Cliff Kelly: We will have Barack and Maria and Joyce respond to that, also, when we come back…we are in the midst of our Illinois Senate conversation with four of the candidates and they are doing a great job.., let’s go to Sharon now and get the latest on the Traffic and weather.
Clips from Clliff Kelly’s show on WVON- 1450 AM Radio, February 27, 2004 and as is being cablecast this week in the suburbs on “Public Affairs.”
What follows was "Off the air" for the Cliff Kelly show but is "On the air" for “Public Affairs.” Senate Candidate Barack Obama left the room as Cliff Kelly began to speak with senate candidates Chico, Pappas and Obama during a WVON program break. Obama did not return to the room until the discussion held during the break, described below, was completed.

Cliff Kelly: You have got Israel getting more money from this government than all 54 of the African nations combined.

Maria Pappas: I have lived in Israel.
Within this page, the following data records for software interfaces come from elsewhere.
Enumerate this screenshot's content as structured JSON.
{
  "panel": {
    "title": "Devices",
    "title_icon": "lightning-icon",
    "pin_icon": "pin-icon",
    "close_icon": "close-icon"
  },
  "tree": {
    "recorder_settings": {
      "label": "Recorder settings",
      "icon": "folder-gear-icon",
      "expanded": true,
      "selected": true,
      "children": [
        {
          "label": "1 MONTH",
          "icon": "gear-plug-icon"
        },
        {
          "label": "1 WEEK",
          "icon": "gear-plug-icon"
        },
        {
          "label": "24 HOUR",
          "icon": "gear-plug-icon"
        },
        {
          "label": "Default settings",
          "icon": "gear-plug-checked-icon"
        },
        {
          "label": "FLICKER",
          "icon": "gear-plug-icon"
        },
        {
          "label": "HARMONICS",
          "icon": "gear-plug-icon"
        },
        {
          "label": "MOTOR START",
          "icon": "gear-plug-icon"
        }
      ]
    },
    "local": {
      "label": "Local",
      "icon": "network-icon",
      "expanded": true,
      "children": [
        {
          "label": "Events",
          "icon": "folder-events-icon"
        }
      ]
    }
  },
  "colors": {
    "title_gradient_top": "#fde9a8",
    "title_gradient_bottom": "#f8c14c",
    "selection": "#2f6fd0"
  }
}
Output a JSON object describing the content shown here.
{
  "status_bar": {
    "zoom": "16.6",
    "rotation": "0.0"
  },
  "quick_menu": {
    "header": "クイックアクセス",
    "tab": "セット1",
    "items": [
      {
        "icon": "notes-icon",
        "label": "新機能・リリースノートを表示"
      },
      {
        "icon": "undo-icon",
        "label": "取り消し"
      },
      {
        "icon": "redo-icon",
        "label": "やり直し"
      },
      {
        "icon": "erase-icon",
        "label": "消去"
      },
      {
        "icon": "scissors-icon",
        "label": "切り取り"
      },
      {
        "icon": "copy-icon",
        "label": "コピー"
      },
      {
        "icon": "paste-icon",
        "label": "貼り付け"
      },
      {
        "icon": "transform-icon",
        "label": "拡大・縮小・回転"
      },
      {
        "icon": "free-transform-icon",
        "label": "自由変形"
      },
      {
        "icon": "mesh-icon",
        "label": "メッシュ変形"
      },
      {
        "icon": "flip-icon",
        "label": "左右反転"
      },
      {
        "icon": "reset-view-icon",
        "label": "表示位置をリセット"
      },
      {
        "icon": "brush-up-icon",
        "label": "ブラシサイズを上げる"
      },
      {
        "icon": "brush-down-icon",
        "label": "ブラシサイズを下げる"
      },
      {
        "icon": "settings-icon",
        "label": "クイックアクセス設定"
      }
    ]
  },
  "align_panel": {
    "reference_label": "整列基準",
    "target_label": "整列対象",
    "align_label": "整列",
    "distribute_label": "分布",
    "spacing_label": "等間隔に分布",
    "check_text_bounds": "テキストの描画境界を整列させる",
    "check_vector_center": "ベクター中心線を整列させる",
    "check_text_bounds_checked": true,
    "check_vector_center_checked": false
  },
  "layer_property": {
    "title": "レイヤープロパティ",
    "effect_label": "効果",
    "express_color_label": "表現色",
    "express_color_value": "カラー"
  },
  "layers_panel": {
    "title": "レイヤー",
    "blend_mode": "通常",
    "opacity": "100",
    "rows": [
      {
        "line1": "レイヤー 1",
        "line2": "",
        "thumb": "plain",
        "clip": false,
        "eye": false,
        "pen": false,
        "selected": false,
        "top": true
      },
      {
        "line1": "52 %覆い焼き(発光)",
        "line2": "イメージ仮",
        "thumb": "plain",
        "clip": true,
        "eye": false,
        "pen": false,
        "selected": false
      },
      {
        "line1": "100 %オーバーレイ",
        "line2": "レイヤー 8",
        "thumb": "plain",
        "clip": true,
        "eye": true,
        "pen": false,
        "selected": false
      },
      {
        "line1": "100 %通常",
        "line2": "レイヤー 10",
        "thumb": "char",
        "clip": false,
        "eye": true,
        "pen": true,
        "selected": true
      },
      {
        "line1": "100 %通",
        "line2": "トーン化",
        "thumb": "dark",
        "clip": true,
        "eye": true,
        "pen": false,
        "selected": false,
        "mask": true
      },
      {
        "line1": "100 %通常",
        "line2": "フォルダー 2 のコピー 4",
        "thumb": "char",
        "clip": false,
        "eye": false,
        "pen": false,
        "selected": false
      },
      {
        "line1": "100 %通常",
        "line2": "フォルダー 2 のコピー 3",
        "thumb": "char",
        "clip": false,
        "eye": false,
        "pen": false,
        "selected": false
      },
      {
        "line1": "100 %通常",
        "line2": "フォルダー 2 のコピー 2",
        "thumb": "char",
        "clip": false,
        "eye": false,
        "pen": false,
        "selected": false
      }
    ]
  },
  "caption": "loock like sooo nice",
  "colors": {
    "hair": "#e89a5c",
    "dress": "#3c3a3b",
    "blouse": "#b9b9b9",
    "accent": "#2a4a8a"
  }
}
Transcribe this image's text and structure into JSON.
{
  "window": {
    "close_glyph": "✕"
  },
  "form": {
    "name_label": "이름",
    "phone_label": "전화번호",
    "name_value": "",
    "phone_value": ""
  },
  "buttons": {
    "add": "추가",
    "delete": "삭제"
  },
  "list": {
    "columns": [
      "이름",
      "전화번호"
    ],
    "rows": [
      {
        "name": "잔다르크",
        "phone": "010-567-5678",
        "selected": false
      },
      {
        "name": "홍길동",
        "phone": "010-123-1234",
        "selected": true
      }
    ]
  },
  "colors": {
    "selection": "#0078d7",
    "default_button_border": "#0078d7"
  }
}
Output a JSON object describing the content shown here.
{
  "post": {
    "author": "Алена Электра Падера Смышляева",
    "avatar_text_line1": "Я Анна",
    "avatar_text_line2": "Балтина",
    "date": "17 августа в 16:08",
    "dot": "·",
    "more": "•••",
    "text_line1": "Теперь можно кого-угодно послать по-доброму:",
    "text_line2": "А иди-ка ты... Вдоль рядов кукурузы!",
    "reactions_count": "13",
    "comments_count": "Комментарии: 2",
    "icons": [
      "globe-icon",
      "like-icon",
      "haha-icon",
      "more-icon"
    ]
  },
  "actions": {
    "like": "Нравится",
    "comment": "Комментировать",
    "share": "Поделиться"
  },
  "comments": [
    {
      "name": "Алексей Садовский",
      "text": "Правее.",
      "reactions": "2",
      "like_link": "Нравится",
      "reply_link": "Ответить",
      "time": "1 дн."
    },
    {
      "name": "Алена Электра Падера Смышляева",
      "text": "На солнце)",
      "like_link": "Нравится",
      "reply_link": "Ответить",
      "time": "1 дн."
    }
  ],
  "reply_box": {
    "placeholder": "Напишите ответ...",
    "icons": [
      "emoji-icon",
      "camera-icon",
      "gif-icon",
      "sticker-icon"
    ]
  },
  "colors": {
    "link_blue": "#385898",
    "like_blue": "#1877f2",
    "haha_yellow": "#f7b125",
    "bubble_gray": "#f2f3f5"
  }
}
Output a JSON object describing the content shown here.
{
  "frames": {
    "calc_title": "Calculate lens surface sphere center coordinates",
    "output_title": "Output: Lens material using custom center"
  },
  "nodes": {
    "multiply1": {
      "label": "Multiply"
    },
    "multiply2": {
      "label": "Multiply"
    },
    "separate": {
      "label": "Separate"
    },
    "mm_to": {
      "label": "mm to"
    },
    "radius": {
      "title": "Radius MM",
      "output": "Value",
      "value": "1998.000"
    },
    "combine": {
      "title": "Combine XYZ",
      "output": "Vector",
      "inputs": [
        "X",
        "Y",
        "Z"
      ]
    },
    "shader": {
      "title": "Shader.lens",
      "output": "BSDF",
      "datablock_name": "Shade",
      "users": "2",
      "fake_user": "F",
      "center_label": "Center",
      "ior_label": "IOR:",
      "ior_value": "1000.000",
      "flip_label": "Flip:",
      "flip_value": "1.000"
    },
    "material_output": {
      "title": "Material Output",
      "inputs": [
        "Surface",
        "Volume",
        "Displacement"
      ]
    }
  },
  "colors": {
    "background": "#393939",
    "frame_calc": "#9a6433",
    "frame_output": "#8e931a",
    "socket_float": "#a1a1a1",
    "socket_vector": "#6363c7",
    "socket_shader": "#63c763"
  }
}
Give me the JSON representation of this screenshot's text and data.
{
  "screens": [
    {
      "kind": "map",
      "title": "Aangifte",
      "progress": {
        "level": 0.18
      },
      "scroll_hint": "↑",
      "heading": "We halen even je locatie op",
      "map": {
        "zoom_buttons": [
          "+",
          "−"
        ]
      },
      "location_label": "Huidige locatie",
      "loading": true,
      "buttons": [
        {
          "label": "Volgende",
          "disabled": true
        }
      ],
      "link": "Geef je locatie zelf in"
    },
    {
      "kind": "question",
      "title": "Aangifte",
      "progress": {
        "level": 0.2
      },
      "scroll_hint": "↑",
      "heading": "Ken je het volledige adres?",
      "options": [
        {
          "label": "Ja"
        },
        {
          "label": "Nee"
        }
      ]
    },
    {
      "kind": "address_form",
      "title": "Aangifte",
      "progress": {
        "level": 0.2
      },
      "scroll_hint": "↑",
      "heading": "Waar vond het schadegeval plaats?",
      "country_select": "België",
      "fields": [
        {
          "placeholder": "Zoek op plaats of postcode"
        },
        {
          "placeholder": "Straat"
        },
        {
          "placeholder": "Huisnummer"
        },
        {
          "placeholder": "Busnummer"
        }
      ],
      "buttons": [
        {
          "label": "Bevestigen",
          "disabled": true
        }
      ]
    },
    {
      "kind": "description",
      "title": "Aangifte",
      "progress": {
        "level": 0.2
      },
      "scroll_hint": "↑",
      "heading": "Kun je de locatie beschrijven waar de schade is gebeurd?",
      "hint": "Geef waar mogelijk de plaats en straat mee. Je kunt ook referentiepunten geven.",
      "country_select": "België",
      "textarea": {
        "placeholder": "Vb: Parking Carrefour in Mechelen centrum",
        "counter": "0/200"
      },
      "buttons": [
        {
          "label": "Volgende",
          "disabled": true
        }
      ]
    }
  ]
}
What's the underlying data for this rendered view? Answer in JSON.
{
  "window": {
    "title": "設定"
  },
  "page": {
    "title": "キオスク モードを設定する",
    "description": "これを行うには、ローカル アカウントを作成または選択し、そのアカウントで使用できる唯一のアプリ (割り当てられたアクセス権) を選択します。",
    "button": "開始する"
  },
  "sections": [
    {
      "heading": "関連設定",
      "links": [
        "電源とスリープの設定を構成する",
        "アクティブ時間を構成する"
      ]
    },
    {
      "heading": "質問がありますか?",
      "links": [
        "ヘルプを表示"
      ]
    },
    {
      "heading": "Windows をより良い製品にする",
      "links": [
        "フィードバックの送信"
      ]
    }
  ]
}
I have worked with the Arabs and the Israelis in Israel. I want to speak on that.

Kelly: I have been there 12 times…

Pappas: The vast majority of Israelis and Arabs don’t want this to continue… this is the extreme right and the extreme left

Kelly: Well, what the Israelis ought to do then is kick the Likud out.

Pappas: How do you do it? You are outnumbered.

Kelly: Who is outnumbered?

Pappas: In terms of fighting with the Likud.

Kelly: Well, they weren’t. Labor has been in power in Israel much longer than the Likud has. And, they almost had a chance with Rabin. You know, when Rabin was there, they would have had peace—that is why he was assassinated. And, you know who killed him: A Jew.

Gery Chico: Oh yeah.

Kelly: A Jew. A Jew killed him. Rabin. They would have had peace because he had the capacity to do that. Having been a soldier and an engineer of the velvet glove. I mean this guy was a-

Pappas: I think you need a President who is as close to the personality of Clinton to put the deal together.

Chico: Yeah,

Pappas: That’s what I think

Chico: [President] Carter?

Pappas: But, this administration is not on that track.

Chico: Clinton was working on it until the day he left office.

Kelly: This administration is totally for Israel. I mean they don’t give a sh_ _ about Palestinians.

Joyce Washington: [Laughter]

Chico: Well, actually, they took the first year off.

Kelly: That’s right. And [they] condemned Clinton for spending all that time on it. They didn’t do anything. So, what is going on now? They are building that damn fence. With your money. With your money.

Washington: It doesn’t make any sense.

Kelly: It makes sense to the Likud.

Washington: The farmers can’t even get over to their land. They split this fence right down the middle.

Kelly: Sharon’s idea of – Listen, [pointing at Maria Pappas], have you ever been in the Knesset? Have you ever been in the Knesset? Okay, well, did you see on the wall? Did you see on the wall what it says?

Pappas: No, what?

Chico: What does it say?

Kelly: From the Nile to the Euphrates. The Israel constitution is the only one I know of that has no boundaries. One of the first things you do in a constitution is you describe what the boundaries of the jurisdiction is. They don’t have –- from the Nile to the Euphrates. What the Fu_ _does that mean?
Sh _ _!

Washington: [Laughter] We got him on tape. We got him on tape. We got him on tape again.

Pappas: Excuse me. Excuse me. Is that one of those bleeps, like that Globe—

Kelly: There ain’t no bleeps on this show.
A discussion during a break in Cliff Kelly’s show on WVON- 1450 AM Radio, February 27, 2004 and as is being cablecast this week in the suburbs on “Public Affairs.”